In the Palais Royale, Didier Ludot spreads his impressive vintage collection throughout three shops: one for accessories and ready-to-wear Dior and Givenchy; one dedicated to museum-quality haute couture by Vionnet, Schiaparelli, and Madame Grès; and one, called La Petite Robe Noire, for the perfect little black dress. Just a few doors down, Gabrille Geppert (31-34 Galerie Montpensier; 42-61-53-52) is beloved by the fashion crowd for its well-edited selection of vintage Chanel and Louis Vuitton accessories (from $500) as well as cheaper finds from unknown designers.
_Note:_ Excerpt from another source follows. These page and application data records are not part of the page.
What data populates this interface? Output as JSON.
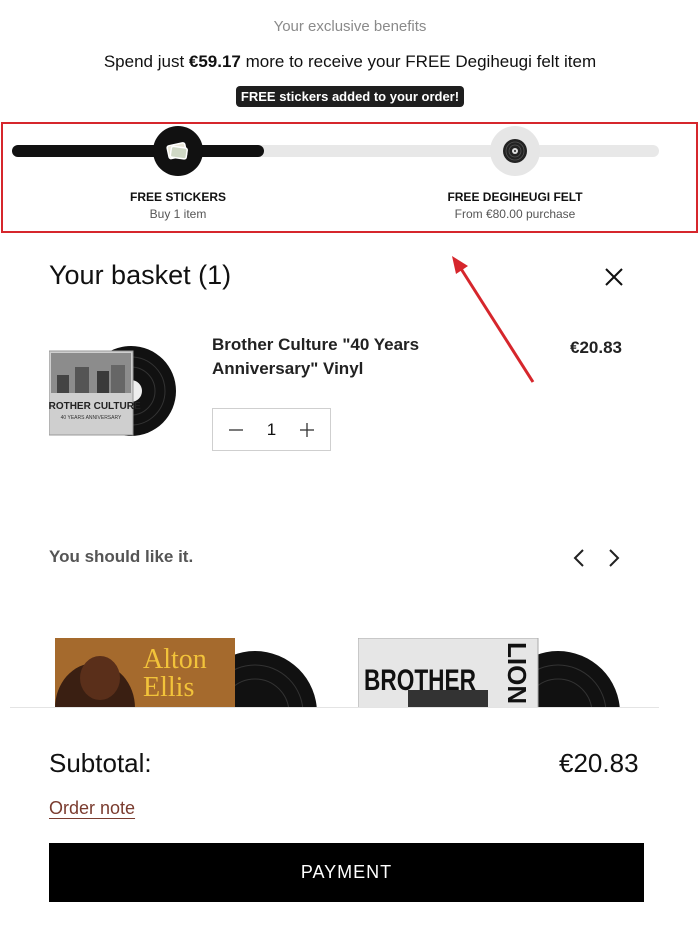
{
  "benefits": {
    "caption": "Your exclusive benefits",
    "spend_prefix": "Spend just ",
    "spend_amount": "€59.17",
    "spend_suffix": " more to receive your FREE Degiheugi felt item",
    "added_badge": "FREE stickers added to your order!"
  },
  "progress": {
    "fraction": 0.39,
    "milestones": [
      {
        "title": "FREE STICKERS",
        "subtitle": "Buy 1 item",
        "reached": true,
        "icon": "sticker-icon"
      },
      {
        "title": "FREE DEGIHEUGI FELT",
        "subtitle": "From €80.00 purchase",
        "reached": false,
        "icon": "vinyl-record-icon"
      }
    ]
  },
  "basket": {
    "title": "Your basket (1)",
    "items": [
      {
        "name": "Brother Culture \"40 Years Anniversary\" Vinyl",
        "price": "€20.83",
        "quantity": "1",
        "cover_text_line1": "BROTHER CULTURE",
        "cover_text_line2": "40 YEARS ANNIVERSARY"
      }
    ]
  },
  "recommendations": {
    "title": "You should like it.",
    "cards": [
      {
        "cover_line1": "Alton",
        "cover_line2": "Ellis"
      },
      {
        "cover_line1": "BROTHER",
        "cover_line2": "LION"
      }
    ]
  },
  "footer": {
    "subtotal_label": "Subtotal:",
    "subtotal_value": "€20.83",
    "order_note": "Order note",
    "payment_button": "PAYMENT"
  },
  "colors": {
    "highlight": "#d6262c",
    "progress_fill": "#111111",
    "progress_track": "#e8e8e8",
    "order_note": "#7a3b2e"
  }
}
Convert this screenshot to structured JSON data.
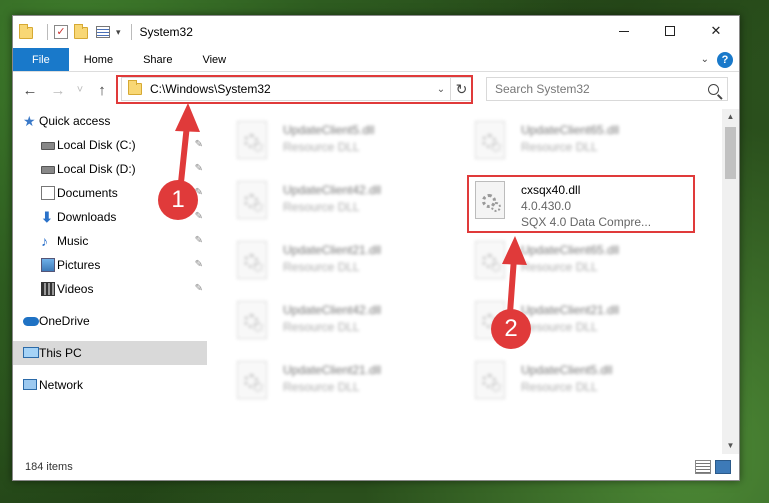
{
  "window": {
    "title": "System32",
    "controls": {
      "minimize": "—",
      "maximize": "",
      "close": "✕"
    }
  },
  "ribbon": {
    "tabs": [
      "File",
      "Home",
      "Share",
      "View"
    ],
    "help": "?"
  },
  "navigation": {
    "back": "←",
    "forward": "→",
    "recent": "˅",
    "up": "↑",
    "address": "C:\\Windows\\System32",
    "search_placeholder": "Search System32"
  },
  "sidebar": {
    "items": [
      {
        "label": "Quick access",
        "icon": "star-icon",
        "pinned": false
      },
      {
        "label": "Local Disk (C:)",
        "icon": "disk-icon",
        "pinned": true
      },
      {
        "label": "Local Disk (D:)",
        "icon": "disk-icon",
        "pinned": true
      },
      {
        "label": "Documents",
        "icon": "documents-icon",
        "pinned": true
      },
      {
        "label": "Downloads",
        "icon": "download-icon",
        "pinned": true
      },
      {
        "label": "Music",
        "icon": "music-icon",
        "pinned": true
      },
      {
        "label": "Pictures",
        "icon": "pictures-icon",
        "pinned": true
      },
      {
        "label": "Videos",
        "icon": "videos-icon",
        "pinned": true
      },
      {
        "label": "OneDrive",
        "icon": "onedrive-icon",
        "pinned": false
      },
      {
        "label": "This PC",
        "icon": "this-pc-icon",
        "pinned": false,
        "selected": true
      },
      {
        "label": "Network",
        "icon": "network-icon",
        "pinned": false
      }
    ]
  },
  "files": [
    {
      "name": "UpdateClient5.dll",
      "desc": "Resource DLL"
    },
    {
      "name": "UpdateClient65.dll",
      "desc": "Resource DLL"
    },
    {
      "name": "UpdateClient42.dll",
      "desc": "Resource DLL"
    },
    {
      "name": "cxsqx40.dll",
      "desc": "4.0.430.0",
      "desc2": "SQX 4.0 Data Compre..."
    },
    {
      "name": "UpdateClient21.dll",
      "desc": "Resource DLL"
    },
    {
      "name": "UpdateClient65.dll",
      "desc": "Resource DLL"
    },
    {
      "name": "UpdateClient42.dll",
      "desc": "Resource DLL"
    },
    {
      "name": "UpdateClient21.dll",
      "desc": "Resource DLL"
    },
    {
      "name": "UpdateClient21.dll",
      "desc": "Resource DLL"
    },
    {
      "name": "UpdateClient5.dll",
      "desc": "Resource DLL"
    }
  ],
  "status": {
    "count": "184 items"
  },
  "annotations": {
    "callout_1": "1",
    "callout_2": "2",
    "color": "#e03a3a"
  }
}
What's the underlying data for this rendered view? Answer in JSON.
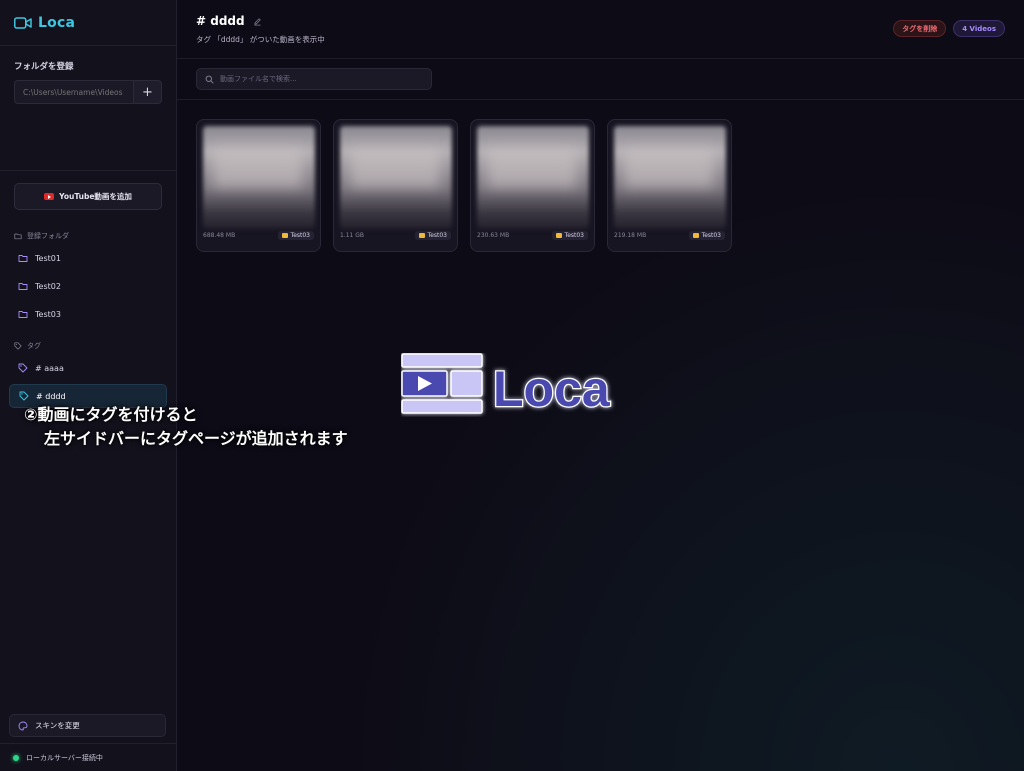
{
  "app": {
    "name": "Loca"
  },
  "sidebar": {
    "folder_section_title": "フォルダを登録",
    "folder_path_placeholder": "C:\\Users\\Username\\Videos",
    "add_button": "+",
    "youtube_button": "YouTube動画を追加",
    "folders_header": "登録フォルダ",
    "folders": [
      "Test01",
      "Test02",
      "Test03"
    ],
    "tags_header": "タグ",
    "tags": [
      "# aaaa",
      "# dddd"
    ],
    "active_tag": "# dddd",
    "skin_button": "スキンを変更",
    "status": "ローカルサーバー接続中"
  },
  "header": {
    "title": "# dddd",
    "subtitle": "タグ 「dddd」 がついた動画を表示中",
    "delete_tag": "タグを削除",
    "video_count": "4 Videos"
  },
  "search": {
    "placeholder": "動画ファイル名で検索..."
  },
  "videos": [
    {
      "size": "688.48 MB",
      "folder": "Test03"
    },
    {
      "size": "1.11 GB",
      "folder": "Test03"
    },
    {
      "size": "230.63 MB",
      "folder": "Test03"
    },
    {
      "size": "219.18 MB",
      "folder": "Test03"
    }
  ],
  "overlay": {
    "logo_text": "Loca",
    "caption_line1": "②動画にタグを付けると",
    "caption_line2": "左サイドバーにタグページが追加されます"
  },
  "colors": {
    "accent": "#3ec6e0",
    "danger": "#ef6b73",
    "purple": "#a68bff",
    "status": "#2fd58a"
  }
}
Tiany Chambard (32 rue Jacob) is a jewel box of a store on the Left Bank, filled with Lucite and Bakelite jewelry from the forties through the eighties. Nearby, former fashion model Anouschka sells pristine vintage couture right from her apartment (6 avenue du Coq; 48-74-37-00; by appointment only). Les 3 Marches de Catherine B has an enormous collection of Chanel and Hermès clothing and accessories, including a selection of over 50 Kelly bags ranging in price from $2,500 to $6,000.

4. Insider’s Tip

Photo: Corbis

Paris’ puces, or flea markets, are some of the largest (covering seventeen acres) and busiest (more than 50,000 visitors per weekend) in the world. You can go it alone and risk getting lost or swindled. Or you can hire ex–New Yorker Rachel Kaplan, a self-proclaimed shopping expert, to help you nab hard-to-locate treasures. Kaplan has lived in Paris for a decade and written two Insider’s Guides to her adopted city. She leads private tours ($500 for one to six people) to the various markets and will help you haggle to get the best prices, as well as arrange for shipping back to the States. Schedule your tour on a Monday or a Friday morning to find the best bargains.

5. An Oddball Day

La Vallée VillagePhoto: Courtesy of La Vallée Village

If you’ve still got money left over, take the high-speed TGV train to La Vallée Village, the Parisian version of Woodbury Common. Located a short 35-minute ride from Gare Saint Lazare in downtown Paris, this outdoor outlet center sells apparel from designers like Cacharel, Agnès B, Celine, Wolford, Longchamp, and Charles Jourdan for a minimum of 33 percent off retail prices. The shopping center is set up like a quaint village with hanging lanterns and flower-filled streets, so you can pretend you’re in a charming town in Provence, too. (The Starbucks might break that spell, though.)

6. Related Links

Rebecca Magniant harnesses her love for both Paris and shopping in her blog Chic Shopping in Paris, which focuses on tips, trends, and fashion news.

La Coquette is a hilarious blog written by a young French-American, offering insights and tips on how not to get a table at Hotel Costes and what not to wear to not look like a tourist.

The Internet database Paris Notes posts top-twenty lists for restaurants, hotels, shops, and museums.

France Today is entering its 25th year covering culture and travel for residents and visitors. Its classified section offers listings for long- and short-term apartment rentals.

Track Down Vintage Fashion in Paris